Europe’s STOXX 600 was down 0.3 percent in early deals.
Germany’s trade-sensitive DAX was down 0.7 percent amid jitters about talks between China and the United States next week over their protracted trade spat. Washington will impose a new batch of tariffs on Chinese goods on March 2.
Bank stocks were some of the few gainers in early deals as Italy’s biggest bank UniCredit reported consensus-busting fourth-quarter results, bringing some much-needed cheer to the battered euro-zone sector.
UniCredit rose 2.7 percent, while Banco BPM was also up 1.8 percent after its results.
Societe Generale eked out gains even after it slashed its profitability targets hit by the market downturn last year.
Some of the bad news was priced in after its results warning in January, and investors also drew comfort from the French bank’s earnings presentation, which allayed worries about the need for a capital injection, traders said.
Elsewhere earnings news was largely downbeat.
Publicis dropped 14 percent as the world’s No. 3 advertising company’s results failed to win over investors and analysts who honed in on weaker-than-expected revenues. It dragged WPP down with it.
Tour operator TUI poured more cold water on the travel sector, the latest to blame last summer’s hot weather and the weaker pound for weaker-than-expected profits.
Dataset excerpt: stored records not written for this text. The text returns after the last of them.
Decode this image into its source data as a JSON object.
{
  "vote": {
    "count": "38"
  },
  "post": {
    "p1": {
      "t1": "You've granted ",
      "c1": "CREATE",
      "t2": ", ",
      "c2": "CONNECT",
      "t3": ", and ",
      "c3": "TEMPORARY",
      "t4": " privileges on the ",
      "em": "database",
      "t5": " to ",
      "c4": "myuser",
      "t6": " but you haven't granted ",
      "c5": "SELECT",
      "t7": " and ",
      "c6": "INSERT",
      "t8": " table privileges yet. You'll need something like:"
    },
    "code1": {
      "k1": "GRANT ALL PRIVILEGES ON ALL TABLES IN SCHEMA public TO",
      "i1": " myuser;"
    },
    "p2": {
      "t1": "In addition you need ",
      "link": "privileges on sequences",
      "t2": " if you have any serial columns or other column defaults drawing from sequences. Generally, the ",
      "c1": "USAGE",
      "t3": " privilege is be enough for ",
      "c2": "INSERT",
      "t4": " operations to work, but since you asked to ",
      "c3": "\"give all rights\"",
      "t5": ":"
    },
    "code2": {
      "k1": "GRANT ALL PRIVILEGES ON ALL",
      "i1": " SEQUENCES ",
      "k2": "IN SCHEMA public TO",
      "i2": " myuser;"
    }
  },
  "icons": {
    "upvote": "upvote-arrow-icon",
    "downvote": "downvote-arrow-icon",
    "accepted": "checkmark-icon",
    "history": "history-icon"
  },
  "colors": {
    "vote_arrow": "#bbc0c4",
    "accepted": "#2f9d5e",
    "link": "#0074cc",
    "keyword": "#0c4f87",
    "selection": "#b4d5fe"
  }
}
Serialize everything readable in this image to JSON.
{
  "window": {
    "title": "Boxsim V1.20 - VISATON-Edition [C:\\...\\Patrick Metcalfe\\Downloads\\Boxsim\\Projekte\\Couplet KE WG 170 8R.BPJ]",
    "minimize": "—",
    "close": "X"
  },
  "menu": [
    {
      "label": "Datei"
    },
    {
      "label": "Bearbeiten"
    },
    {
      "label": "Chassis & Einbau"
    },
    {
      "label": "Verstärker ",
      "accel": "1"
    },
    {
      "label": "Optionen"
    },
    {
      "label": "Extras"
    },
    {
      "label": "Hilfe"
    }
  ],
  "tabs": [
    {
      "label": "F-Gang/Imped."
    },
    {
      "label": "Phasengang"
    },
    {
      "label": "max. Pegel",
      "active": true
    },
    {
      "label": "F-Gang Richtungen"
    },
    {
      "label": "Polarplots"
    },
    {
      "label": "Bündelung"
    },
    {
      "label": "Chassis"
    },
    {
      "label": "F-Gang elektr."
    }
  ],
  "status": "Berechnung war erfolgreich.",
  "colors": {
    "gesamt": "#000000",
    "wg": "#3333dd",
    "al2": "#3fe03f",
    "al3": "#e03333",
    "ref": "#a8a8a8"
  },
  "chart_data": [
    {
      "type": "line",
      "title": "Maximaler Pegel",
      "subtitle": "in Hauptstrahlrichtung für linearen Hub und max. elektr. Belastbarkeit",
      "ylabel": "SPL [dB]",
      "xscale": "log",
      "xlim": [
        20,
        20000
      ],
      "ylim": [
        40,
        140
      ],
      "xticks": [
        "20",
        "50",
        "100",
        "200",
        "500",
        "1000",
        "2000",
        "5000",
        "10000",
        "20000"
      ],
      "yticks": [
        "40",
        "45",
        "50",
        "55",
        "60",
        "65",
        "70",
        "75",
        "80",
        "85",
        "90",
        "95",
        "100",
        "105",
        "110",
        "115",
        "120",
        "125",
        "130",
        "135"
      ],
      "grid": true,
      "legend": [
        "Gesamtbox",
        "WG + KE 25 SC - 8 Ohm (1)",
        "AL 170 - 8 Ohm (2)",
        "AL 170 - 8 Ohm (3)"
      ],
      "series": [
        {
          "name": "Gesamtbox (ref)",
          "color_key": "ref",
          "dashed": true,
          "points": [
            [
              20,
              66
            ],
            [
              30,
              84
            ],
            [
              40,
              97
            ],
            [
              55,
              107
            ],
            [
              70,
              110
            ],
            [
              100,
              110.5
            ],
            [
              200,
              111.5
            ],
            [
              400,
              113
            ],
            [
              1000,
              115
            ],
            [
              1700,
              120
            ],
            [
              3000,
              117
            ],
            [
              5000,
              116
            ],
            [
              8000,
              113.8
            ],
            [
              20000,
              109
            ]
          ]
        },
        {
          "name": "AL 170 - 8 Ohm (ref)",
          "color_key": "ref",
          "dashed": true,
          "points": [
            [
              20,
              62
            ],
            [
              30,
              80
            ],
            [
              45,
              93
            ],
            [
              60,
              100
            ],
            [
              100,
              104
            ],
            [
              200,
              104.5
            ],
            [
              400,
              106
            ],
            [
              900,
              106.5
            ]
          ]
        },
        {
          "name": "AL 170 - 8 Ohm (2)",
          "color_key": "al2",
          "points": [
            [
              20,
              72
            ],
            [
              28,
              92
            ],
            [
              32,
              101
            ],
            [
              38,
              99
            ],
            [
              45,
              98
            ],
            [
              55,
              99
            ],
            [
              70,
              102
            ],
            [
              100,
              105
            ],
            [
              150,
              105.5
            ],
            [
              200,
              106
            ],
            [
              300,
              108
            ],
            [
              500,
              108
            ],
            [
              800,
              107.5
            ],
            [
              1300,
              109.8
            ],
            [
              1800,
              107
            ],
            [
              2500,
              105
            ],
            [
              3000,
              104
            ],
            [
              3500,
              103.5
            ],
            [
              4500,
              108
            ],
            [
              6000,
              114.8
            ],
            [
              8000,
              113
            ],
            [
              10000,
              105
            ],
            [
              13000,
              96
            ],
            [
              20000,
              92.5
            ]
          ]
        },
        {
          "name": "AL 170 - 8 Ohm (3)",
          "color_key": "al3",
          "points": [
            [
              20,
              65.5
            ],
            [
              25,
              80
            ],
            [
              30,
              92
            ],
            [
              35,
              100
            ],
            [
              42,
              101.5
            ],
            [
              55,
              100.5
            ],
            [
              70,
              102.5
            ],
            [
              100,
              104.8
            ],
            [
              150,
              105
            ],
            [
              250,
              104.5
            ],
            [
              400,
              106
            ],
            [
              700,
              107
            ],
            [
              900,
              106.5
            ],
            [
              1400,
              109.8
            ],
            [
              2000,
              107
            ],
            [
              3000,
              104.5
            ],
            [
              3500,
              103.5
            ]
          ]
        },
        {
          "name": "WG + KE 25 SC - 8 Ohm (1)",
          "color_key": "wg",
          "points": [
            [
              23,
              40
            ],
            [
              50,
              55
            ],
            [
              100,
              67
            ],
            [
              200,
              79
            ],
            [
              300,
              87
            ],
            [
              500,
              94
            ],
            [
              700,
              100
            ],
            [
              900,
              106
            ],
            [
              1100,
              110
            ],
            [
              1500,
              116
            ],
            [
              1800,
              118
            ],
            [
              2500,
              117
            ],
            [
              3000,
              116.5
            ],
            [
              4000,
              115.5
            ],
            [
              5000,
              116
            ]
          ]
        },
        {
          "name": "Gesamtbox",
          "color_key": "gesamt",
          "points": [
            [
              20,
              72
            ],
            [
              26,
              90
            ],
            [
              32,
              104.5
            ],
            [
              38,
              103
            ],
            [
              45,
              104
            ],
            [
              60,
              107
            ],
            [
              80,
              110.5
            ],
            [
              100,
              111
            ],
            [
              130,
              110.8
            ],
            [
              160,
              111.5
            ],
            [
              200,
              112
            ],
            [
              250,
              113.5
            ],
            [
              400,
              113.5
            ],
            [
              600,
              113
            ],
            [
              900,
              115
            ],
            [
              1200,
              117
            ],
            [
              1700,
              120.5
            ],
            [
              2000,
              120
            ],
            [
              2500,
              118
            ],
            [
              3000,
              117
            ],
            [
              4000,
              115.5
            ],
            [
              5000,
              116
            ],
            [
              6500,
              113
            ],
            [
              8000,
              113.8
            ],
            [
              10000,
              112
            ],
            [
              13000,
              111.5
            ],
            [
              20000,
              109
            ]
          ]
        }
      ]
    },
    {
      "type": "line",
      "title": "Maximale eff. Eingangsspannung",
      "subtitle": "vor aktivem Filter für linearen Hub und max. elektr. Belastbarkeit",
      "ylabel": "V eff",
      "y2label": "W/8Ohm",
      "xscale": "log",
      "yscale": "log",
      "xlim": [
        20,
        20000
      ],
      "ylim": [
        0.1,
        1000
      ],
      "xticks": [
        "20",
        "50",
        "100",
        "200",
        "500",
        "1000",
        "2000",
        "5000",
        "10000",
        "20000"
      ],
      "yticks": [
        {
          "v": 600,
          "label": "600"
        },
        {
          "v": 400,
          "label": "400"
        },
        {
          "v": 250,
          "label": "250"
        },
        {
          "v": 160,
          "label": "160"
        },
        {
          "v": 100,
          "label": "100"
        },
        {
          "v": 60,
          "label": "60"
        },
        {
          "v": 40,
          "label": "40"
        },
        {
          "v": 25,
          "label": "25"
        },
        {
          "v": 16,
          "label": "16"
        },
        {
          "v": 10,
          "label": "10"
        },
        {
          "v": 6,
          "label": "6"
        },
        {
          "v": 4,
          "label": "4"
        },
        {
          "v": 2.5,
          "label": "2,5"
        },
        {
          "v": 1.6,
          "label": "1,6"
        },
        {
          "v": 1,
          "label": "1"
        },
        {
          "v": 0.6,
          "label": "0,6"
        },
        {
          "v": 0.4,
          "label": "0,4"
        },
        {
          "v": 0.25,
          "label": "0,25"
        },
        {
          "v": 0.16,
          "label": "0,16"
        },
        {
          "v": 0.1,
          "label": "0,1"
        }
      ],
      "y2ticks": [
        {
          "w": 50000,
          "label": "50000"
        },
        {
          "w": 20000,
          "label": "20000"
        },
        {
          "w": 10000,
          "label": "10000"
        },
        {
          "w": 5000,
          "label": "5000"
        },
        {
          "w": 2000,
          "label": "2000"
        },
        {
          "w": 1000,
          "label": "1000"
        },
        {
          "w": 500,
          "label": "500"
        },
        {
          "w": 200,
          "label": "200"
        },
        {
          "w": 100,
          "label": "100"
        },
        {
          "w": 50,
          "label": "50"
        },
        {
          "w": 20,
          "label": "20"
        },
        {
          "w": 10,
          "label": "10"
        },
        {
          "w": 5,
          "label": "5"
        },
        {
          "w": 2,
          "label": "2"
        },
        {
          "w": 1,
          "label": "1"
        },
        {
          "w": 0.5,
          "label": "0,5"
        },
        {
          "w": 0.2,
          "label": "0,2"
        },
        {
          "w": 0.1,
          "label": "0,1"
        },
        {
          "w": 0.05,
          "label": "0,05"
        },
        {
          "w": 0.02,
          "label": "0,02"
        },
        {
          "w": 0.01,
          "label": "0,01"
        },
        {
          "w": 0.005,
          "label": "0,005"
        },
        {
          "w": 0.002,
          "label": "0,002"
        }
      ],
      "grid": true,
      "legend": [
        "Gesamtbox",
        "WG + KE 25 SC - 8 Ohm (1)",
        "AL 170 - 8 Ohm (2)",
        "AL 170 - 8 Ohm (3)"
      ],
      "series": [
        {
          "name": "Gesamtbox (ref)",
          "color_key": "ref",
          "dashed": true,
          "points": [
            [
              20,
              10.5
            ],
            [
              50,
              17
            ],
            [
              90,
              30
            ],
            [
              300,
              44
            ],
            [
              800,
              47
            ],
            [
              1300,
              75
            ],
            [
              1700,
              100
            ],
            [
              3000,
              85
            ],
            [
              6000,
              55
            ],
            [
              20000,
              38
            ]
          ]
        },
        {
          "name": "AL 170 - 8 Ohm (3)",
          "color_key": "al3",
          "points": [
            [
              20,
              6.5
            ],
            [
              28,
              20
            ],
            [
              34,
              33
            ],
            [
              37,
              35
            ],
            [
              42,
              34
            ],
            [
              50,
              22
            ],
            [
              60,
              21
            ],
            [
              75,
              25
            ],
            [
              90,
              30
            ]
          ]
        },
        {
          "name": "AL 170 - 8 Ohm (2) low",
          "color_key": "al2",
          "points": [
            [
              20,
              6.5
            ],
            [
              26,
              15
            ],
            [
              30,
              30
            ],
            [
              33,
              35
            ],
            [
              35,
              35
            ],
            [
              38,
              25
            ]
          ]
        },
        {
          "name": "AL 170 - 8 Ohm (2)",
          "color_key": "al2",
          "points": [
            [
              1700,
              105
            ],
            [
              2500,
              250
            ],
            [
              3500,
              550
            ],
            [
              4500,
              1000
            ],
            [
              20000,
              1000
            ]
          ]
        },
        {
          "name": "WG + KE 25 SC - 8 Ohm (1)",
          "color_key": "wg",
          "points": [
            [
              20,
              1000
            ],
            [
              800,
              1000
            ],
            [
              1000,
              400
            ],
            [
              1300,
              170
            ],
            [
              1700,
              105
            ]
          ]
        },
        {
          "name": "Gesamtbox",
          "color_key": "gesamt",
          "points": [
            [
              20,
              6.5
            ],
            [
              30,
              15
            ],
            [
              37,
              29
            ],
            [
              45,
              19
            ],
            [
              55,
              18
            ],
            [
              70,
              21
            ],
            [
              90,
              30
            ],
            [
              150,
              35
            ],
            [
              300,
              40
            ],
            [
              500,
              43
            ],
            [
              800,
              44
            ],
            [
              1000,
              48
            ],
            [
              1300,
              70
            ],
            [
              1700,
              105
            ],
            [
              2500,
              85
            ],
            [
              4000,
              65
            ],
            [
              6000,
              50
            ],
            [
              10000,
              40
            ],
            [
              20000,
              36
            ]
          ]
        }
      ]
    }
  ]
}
The London-listed shares sank 15 percent to the bottom of the FTSE 100, hitting their lowest since April 2017.
Small-cap UK rival Thomas Cook rallied more than 9 percent after announcing a strategic review, including a possible sale of its airline business, as the world’s oldest travel company seeks to cut debt and restore investor confidence after two profit warnings late last year.
GEA Group sank 14 percent to the bottom of the STOXX 600 after the German food processing machinery maker scrapped its mid-term targets and flagged a profit decline this year. (Reporting by Josephine Mason, Editing by Helen Reid)